*Data for processing*:
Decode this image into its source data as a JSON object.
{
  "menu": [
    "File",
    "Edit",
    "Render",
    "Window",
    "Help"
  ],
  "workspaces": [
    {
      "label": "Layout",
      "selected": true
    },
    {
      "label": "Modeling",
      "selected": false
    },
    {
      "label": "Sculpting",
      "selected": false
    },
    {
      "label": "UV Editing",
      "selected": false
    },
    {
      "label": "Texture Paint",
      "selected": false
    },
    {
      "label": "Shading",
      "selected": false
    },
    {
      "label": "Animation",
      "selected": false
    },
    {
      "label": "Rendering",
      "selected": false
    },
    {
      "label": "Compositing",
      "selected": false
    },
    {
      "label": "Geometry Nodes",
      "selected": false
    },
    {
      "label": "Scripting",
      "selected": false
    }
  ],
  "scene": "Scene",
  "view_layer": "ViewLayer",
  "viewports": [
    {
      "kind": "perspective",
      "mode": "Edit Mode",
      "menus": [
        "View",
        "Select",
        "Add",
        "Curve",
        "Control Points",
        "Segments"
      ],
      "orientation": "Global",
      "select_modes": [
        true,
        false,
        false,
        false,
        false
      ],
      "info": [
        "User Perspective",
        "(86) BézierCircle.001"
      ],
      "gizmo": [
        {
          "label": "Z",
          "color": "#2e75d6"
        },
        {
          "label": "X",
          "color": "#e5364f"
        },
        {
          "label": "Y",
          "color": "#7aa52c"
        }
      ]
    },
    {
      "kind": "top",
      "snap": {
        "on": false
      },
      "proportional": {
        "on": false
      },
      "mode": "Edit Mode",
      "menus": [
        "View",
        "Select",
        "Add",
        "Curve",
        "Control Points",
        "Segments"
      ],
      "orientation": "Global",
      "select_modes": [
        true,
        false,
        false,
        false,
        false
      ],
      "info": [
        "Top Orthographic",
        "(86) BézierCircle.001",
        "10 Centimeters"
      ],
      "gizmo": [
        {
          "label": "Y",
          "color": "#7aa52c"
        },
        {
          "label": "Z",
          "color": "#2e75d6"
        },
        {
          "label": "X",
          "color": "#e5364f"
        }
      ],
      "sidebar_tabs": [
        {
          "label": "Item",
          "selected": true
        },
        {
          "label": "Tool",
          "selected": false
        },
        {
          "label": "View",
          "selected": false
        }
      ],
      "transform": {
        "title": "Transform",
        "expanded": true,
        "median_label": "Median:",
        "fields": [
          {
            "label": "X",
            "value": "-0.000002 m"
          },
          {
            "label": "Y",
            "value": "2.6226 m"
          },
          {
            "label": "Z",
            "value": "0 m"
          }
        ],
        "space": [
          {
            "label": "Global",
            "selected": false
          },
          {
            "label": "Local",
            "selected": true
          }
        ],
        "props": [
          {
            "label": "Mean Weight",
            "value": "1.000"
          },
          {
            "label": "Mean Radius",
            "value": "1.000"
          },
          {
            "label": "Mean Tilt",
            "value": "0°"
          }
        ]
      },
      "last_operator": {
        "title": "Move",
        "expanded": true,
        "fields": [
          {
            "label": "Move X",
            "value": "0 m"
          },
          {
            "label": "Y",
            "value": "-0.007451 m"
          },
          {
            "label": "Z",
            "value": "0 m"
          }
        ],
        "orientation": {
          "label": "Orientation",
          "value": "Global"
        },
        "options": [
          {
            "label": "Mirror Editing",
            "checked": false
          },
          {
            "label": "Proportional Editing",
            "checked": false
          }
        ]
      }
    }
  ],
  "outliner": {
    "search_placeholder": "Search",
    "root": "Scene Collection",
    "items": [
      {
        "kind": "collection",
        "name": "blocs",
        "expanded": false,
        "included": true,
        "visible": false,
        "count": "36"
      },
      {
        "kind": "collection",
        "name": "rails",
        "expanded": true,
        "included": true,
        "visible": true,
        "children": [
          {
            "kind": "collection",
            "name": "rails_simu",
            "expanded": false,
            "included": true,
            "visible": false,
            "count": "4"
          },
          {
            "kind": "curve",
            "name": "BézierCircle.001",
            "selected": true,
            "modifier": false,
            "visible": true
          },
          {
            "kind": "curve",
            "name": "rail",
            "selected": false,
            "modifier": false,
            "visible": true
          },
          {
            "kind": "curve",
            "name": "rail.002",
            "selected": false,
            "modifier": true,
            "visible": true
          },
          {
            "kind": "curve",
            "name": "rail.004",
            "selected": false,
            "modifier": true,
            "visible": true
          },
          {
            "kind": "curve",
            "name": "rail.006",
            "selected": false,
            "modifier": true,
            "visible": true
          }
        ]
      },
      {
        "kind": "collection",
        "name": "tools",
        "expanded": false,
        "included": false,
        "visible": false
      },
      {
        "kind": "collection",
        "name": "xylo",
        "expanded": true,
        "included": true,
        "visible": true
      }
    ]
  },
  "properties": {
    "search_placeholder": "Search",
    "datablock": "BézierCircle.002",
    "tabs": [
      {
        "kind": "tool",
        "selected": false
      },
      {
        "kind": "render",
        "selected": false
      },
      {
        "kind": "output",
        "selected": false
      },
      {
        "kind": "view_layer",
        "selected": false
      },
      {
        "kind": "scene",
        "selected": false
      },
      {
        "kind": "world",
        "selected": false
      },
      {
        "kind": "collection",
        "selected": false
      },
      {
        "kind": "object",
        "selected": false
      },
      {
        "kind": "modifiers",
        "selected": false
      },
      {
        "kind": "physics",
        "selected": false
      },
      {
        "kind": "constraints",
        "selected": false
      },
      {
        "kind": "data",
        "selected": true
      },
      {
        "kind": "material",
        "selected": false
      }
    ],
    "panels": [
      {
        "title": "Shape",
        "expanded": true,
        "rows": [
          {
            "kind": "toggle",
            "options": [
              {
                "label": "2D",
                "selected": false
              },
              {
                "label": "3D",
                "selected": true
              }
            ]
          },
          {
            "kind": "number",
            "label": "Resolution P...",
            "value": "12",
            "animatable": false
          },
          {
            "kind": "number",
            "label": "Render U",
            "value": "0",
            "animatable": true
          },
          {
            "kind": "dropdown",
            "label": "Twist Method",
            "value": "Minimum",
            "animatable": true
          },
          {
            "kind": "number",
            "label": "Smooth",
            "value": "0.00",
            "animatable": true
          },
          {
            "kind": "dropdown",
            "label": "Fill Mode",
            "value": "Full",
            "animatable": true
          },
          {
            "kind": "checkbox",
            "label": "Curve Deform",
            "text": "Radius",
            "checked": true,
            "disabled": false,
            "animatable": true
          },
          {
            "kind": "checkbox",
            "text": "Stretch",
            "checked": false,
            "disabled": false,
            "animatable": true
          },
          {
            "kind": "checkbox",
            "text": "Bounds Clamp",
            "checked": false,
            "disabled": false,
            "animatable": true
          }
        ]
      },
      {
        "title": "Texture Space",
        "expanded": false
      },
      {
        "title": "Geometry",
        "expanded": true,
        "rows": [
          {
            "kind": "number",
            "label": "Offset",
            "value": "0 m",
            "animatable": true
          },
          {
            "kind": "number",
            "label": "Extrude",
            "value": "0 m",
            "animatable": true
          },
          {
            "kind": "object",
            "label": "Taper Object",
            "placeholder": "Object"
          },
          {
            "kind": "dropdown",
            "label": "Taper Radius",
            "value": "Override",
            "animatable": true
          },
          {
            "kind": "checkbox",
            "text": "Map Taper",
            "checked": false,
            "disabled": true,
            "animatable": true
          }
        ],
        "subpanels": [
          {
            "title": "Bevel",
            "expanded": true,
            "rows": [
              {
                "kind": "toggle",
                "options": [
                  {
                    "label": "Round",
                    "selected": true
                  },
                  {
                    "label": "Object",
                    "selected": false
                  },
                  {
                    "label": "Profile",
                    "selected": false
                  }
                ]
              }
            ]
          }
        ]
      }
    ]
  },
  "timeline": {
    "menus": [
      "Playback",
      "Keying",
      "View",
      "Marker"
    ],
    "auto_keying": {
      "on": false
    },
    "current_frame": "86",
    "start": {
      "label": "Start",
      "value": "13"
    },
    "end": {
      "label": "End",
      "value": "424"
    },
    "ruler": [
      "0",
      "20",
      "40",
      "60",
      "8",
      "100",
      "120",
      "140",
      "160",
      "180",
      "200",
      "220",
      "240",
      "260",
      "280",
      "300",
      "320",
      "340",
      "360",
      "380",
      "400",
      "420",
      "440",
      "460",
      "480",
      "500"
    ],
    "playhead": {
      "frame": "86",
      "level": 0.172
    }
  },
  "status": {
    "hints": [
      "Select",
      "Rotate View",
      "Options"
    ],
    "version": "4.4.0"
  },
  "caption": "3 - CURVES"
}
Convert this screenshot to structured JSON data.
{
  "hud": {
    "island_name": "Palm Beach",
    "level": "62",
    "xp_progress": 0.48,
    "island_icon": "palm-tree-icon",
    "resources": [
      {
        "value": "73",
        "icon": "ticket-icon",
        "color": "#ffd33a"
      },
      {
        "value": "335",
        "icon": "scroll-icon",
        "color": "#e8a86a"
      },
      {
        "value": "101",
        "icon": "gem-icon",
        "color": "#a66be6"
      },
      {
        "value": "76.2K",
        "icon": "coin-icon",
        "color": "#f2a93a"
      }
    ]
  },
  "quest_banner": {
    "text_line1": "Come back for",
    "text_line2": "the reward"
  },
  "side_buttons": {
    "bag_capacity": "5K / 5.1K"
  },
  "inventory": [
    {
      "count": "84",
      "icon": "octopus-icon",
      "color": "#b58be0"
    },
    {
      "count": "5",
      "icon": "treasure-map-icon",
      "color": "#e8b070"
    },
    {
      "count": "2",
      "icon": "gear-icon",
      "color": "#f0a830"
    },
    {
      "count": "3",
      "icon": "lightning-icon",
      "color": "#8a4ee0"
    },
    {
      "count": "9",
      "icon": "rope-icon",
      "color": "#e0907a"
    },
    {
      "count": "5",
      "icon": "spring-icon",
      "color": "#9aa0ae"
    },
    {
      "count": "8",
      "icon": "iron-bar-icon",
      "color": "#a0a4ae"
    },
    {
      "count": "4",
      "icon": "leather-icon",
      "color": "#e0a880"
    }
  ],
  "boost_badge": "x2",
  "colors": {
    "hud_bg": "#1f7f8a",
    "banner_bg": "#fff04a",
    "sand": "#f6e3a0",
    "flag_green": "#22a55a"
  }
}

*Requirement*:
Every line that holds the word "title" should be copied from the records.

*Output for this exercise*:
        "title": "Transform",
        "title": "Move",
        "title": "Shape",
        "title": "Texture Space",
        "title": "Geometry",
            "title": "Bevel",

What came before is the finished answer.